The task
Please print the records below exactly as they are.

[Records from a data source]

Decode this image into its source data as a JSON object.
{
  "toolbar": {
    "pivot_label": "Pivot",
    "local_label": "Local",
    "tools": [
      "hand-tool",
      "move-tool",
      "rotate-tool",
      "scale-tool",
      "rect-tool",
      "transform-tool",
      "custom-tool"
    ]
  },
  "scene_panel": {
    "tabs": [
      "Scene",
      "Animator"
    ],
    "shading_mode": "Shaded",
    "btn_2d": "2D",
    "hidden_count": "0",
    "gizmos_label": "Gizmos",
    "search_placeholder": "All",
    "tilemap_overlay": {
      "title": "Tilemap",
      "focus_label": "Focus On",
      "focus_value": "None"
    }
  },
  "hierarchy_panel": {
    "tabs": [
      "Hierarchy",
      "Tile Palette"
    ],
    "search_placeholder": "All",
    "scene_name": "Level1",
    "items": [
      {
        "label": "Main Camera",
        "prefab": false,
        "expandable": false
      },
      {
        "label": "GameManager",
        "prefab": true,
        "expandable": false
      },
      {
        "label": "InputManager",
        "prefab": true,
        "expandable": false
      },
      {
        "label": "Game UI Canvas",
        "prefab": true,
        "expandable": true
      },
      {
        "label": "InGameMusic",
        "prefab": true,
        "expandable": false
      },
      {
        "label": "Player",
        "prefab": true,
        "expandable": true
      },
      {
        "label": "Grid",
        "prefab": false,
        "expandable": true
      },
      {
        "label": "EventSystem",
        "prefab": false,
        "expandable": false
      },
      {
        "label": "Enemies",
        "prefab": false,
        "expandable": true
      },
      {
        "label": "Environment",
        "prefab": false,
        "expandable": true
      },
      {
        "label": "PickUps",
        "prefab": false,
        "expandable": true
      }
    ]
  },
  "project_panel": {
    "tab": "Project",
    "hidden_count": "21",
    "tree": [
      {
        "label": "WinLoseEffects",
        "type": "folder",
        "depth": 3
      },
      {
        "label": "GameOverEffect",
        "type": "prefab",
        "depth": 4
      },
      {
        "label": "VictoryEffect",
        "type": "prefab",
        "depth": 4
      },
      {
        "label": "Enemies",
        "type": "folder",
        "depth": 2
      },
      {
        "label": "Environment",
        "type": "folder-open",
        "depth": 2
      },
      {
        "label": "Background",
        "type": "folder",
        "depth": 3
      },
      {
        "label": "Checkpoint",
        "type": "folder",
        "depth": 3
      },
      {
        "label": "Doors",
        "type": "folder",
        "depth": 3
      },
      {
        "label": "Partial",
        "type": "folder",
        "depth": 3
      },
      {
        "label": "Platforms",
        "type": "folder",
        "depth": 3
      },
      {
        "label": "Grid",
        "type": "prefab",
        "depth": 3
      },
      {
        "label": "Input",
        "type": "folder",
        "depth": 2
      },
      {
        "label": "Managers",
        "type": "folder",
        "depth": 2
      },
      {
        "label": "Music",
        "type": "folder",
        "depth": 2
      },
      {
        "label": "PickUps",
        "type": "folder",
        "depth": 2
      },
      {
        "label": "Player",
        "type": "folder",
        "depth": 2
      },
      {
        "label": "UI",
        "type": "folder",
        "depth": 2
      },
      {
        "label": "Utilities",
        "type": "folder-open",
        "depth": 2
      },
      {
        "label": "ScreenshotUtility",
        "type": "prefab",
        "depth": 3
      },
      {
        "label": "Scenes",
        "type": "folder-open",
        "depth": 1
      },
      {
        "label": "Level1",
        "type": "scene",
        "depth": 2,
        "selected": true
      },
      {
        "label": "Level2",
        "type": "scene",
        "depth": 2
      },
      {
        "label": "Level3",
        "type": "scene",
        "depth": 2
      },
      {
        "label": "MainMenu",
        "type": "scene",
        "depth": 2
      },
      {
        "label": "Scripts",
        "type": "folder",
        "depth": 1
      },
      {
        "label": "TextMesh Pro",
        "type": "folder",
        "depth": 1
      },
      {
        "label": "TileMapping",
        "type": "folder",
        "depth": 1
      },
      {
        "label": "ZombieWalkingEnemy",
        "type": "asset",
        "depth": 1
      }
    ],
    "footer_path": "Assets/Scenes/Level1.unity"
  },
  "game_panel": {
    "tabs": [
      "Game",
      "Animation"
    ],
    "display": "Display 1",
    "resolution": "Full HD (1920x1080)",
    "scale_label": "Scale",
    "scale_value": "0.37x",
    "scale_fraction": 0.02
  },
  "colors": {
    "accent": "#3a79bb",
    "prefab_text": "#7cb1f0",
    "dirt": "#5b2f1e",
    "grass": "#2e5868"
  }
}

Output
Decode this image into its source data as a JSON object.
{
  "toolbar": {
    "pivot_label": "Pivot",
    "local_label": "Local",
    "tools": [
      "hand-tool",
      "move-tool",
      "rotate-tool",
      "scale-tool",
      "rect-tool",
      "transform-tool",
      "custom-tool"
    ]
  },
  "scene_panel": {
    "tabs": [
      "Scene",
      "Animator"
    ],
    "shading_mode": "Shaded",
    "btn_2d": "2D",
    "hidden_count": "0",
    "gizmos_label": "Gizmos",
    "search_placeholder": "All",
    "tilemap_overlay": {
      "title": "Tilemap",
      "focus_label": "Focus On",
      "focus_value": "None"
    }
  },
  "hierarchy_panel": {
    "tabs": [
      "Hierarchy",
      "Tile Palette"
    ],
    "search_placeholder": "All",
    "scene_name": "Level1",
    "items": [
      {
        "label": "Main Camera",
        "prefab": false,
        "expandable": false
      },
      {
        "label": "GameManager",
        "prefab": true,
        "expandable": false
      },
      {
        "label": "InputManager",
        "prefab": true,
        "expandable": false
      },
      {
        "label": "Game UI Canvas",
        "prefab": true,
        "expandable": true
      },
      {
        "label": "InGameMusic",
        "prefab": true,
        "expandable": false
      },
      {
        "label": "Player",
        "prefab": true,
        "expandable": true
      },
      {
        "label": "Grid",
        "prefab": false,
        "expandable": true
      },
      {
        "label": "EventSystem",
        "prefab": false,
        "expandable": false
      },
      {
        "label": "Enemies",
        "prefab": false,
        "expandable": true
      },
      {
        "label": "Environment",
        "prefab": false,
        "expandable": true
      },
      {
        "label": "PickUps",
        "prefab": false,
        "expandable": true
      }
    ]
  },
  "project_panel": {
    "tab": "Project",
    "hidden_count": "21",
    "tree": [
      {
        "label": "WinLoseEffects",
        "type": "folder",
        "depth": 3
      },
      {
        "label": "GameOverEffect",
        "type": "prefab",
        "depth": 4
      },
      {
        "label": "VictoryEffect",
        "type": "prefab",
        "depth": 4
      },
      {
        "label": "Enemies",
        "type": "folder",
        "depth": 2
      },
      {
        "label": "Environment",
        "type": "folder-open",
        "depth": 2
      },
      {
        "label": "Background",
        "type": "folder",
        "depth": 3
      },
      {
        "label": "Checkpoint",
        "type": "folder",
        "depth": 3
      },
      {
        "label": "Doors",
        "type": "folder",
        "depth": 3
      },
      {
        "label": "Partial",
        "type": "folder",
        "depth": 3
      },
      {
        "label": "Platforms",
        "type": "folder",
        "depth": 3
      },
      {
        "label": "Grid",
        "type": "prefab",
        "depth": 3
      },
      {
        "label": "Input",
        "type": "folder",
        "depth": 2
      },
      {
        "label": "Managers",
        "type": "folder",
        "depth": 2
      },
      {
        "label": "Music",
        "type": "folder",
        "depth": 2
      },
      {
        "label": "PickUps",
        "type": "folder",
        "depth": 2
      },
      {
        "label": "Player",
        "type": "folder",
        "depth": 2
      },
      {
        "label": "UI",
        "type": "folder",
        "depth": 2
      },
      {
        "label": "Utilities",
        "type": "folder-open",
        "depth": 2
      },
      {
        "label": "ScreenshotUtility",
        "type": "prefab",
        "depth": 3
      },
      {
        "label": "Scenes",
        "type": "folder-open",
        "depth": 1
      },
      {
        "label": "Level1",
        "type": "scene",
        "depth": 2,
        "selected": true
      },
      {
        "label": "Level2",
        "type": "scene",
        "depth": 2
      },
      {
        "label": "Level3",
        "type": "scene",
        "depth": 2
      },
      {
        "label": "MainMenu",
        "type": "scene",
        "depth": 2
      },
      {
        "label": "Scripts",
        "type": "folder",
        "depth": 1
      },
      {
        "label": "TextMesh Pro",
        "type": "folder",
        "depth": 1
      },
      {
        "label": "TileMapping",
        "type": "folder",
        "depth": 1
      },
      {
        "label": "ZombieWalkingEnemy",
        "type": "asset",
        "depth": 1
      }
    ],
    "footer_path": "Assets/Scenes/Level1.unity"
  },
  "game_panel": {
    "tabs": [
      "Game",
      "Animation"
    ],
    "display": "Display 1",
    "resolution": "Full HD (1920x1080)",
    "scale_label": "Scale",
    "scale_value": "0.37x",
    "scale_fraction": 0.02
  },
  "colors": {
    "accent": "#3a79bb",
    "prefab_text": "#7cb1f0",
    "dirt": "#5b2f1e",
    "grass": "#2e5868"
  }
}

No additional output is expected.